I know, I know…. It’s hard to even think about the flu season when it’s hot enough outside to bake a potato on the sidewalk. But, the U.S. Food and Drug Administration (FDA) is already preparing for the 2011-2012 flu season.
The FDA has approved the vaccine formulation for the upcoming season. Six manufacturers have been chosen to produce and distribute the vaccines in the U.S.
“Vaccines to prevent seasonal influenza have a long and successful track record of safety and effectiveness in the United States,” Dr. Karen Midthun, director of FDA’s Center for Biologics Evaluation and Research, said in an agency news release.
The approved vaccines are designed to protect against 3 virus strains that scientists think will be the most prevalent in the upcoming flu season. It also includes the vaccine for the 2010-2011virus strains.
The 2011-2012 strains vaccine will be for:
- A/California/7/09 (H1N1)-like virus (pandemic (H1N1) 2009 influenza virus,
- A/Perth /16/2009 (H3N2)-like virus,
- B/Brisbane/60/2008-like virus
You might be thinking, “I had a flu shot last year. If the vaccine is going to be the same , why do I need to get another?” The US Centers for Disease Control and Prevention (CDC) says that it’s best to have an annual vaccine even if it’s the same formulation you received last year in order to get “optimal protection,” specifying that a decline in protection from the previous year’s immunization “has the potential to leave some people more vulnerable to infection, illness and possibly serious complications from the same influenza viruses a year after being vaccinated.”
This group of vulnerable individuals includes elderly people and those with chronic health conditions that weaken their immune system.
The American Heritage Dictionary of the English Language, defines elderly as someone past middle age and approaching old age. Researchers at the Pew Research Center say when “old age” begins changes- depending on what age group you ask. Adults under 30 will generally say old age begins at 60, while people currently between 50-64 say it begins at 69. The next group, 65 and older, think it starts around 74.
Also, a strong flu virus can still take down a healthy immune system. Ask anyone who’s had the flu.
The point is, don’t let words like “ elderly” or “ weakened immune system” trick you into thinking that you don’t need to worry about getting a flu shot. Some people are more likely to get sicker than others, but anyone can catch the flu.
An estimated 5% to 20% of Americans come down with the flu every year. That leads to more than 200,000 hospital visits. Avoiding an emergency room visit, or sitting in a doctor’s office with other sick patients, are two really good reasons to get an annual flu shot.

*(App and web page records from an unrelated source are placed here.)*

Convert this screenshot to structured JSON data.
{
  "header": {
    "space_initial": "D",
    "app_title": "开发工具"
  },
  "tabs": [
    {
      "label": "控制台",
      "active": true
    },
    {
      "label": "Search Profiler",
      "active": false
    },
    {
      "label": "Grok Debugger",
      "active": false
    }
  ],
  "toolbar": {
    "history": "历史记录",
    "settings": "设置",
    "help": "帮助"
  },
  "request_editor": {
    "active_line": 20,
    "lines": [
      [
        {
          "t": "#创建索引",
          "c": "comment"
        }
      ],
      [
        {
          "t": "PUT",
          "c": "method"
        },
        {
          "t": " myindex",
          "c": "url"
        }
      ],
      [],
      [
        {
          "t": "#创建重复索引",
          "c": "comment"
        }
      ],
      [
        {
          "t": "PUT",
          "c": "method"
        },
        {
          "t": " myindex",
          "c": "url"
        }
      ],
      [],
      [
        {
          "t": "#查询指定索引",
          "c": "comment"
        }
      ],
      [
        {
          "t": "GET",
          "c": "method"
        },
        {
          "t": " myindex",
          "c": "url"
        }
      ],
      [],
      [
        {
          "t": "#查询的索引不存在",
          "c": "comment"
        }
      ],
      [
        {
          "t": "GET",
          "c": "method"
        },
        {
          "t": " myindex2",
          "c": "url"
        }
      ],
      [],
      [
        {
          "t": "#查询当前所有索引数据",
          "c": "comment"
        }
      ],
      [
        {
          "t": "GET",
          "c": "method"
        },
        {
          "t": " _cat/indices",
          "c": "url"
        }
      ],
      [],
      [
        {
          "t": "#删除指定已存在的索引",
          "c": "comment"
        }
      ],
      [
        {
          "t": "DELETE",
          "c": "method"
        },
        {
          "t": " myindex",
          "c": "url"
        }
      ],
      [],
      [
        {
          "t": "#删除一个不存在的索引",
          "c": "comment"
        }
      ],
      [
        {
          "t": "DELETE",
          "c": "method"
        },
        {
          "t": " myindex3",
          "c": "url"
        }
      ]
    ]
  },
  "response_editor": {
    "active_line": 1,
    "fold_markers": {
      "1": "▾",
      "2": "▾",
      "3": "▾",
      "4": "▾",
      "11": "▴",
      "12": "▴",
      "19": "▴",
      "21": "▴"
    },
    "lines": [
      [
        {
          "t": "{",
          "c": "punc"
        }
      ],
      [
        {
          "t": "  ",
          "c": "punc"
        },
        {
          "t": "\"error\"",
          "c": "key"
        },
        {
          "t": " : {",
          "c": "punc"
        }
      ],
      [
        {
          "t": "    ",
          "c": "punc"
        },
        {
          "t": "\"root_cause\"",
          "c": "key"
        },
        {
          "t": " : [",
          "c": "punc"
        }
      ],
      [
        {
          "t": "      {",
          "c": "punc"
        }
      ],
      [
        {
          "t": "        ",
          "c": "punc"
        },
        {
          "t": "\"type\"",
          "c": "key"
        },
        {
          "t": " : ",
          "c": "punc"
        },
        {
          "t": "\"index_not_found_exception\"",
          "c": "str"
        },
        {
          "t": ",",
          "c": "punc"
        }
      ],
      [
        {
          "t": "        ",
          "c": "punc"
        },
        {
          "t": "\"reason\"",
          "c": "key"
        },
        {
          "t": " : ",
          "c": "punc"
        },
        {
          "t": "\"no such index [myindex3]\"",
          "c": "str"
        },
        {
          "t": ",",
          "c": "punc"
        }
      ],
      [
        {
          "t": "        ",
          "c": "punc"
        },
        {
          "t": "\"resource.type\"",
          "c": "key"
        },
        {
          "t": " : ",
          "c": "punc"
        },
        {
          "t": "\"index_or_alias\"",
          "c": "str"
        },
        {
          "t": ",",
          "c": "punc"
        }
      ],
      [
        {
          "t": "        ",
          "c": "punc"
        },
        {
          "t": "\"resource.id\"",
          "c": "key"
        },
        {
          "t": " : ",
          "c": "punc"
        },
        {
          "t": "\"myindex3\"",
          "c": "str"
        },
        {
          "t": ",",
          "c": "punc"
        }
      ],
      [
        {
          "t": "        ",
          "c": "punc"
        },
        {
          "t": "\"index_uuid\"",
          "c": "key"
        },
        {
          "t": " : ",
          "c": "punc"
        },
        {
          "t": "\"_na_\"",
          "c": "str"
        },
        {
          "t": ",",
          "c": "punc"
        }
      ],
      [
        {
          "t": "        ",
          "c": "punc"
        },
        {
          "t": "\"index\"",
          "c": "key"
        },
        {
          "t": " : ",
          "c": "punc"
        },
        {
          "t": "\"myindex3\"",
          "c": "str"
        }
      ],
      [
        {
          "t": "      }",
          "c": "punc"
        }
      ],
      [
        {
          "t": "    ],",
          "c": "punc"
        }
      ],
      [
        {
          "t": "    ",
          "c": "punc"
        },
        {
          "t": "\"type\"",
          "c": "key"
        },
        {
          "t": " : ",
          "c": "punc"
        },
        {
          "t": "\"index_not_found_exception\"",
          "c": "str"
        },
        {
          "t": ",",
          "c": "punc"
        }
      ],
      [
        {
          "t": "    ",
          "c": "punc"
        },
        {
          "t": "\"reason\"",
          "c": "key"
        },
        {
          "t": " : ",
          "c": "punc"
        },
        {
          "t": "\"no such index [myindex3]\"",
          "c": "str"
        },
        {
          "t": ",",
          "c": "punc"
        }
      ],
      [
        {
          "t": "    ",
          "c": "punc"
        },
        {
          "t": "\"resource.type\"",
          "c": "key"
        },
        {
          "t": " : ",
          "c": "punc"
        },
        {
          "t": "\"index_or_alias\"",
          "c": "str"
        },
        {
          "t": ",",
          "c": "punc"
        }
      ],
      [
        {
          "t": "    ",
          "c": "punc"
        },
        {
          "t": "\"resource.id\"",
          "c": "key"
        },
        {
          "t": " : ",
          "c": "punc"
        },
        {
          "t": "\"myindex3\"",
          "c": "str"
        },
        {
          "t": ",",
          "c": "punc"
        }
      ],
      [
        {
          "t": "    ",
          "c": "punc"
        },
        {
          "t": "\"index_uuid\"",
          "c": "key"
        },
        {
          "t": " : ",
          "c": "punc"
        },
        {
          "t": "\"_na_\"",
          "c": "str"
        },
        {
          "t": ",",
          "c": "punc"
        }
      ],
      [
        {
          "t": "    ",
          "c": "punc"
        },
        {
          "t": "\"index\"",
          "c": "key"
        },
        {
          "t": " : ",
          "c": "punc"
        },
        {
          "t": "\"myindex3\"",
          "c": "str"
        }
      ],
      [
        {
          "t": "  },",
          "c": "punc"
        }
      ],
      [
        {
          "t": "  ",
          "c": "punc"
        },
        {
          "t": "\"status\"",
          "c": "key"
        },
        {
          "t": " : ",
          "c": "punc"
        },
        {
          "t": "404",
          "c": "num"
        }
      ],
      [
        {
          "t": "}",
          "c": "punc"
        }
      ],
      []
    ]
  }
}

The CDC recommends that everyone 6 months and older get a flu shot each year. So, even if the flu season isn’t on the top of your list of concerns right now, file this important information away, and remember to get yourself and your family’s flu shot before the season sneaks up and catches you off guard. You’ll be glad you did!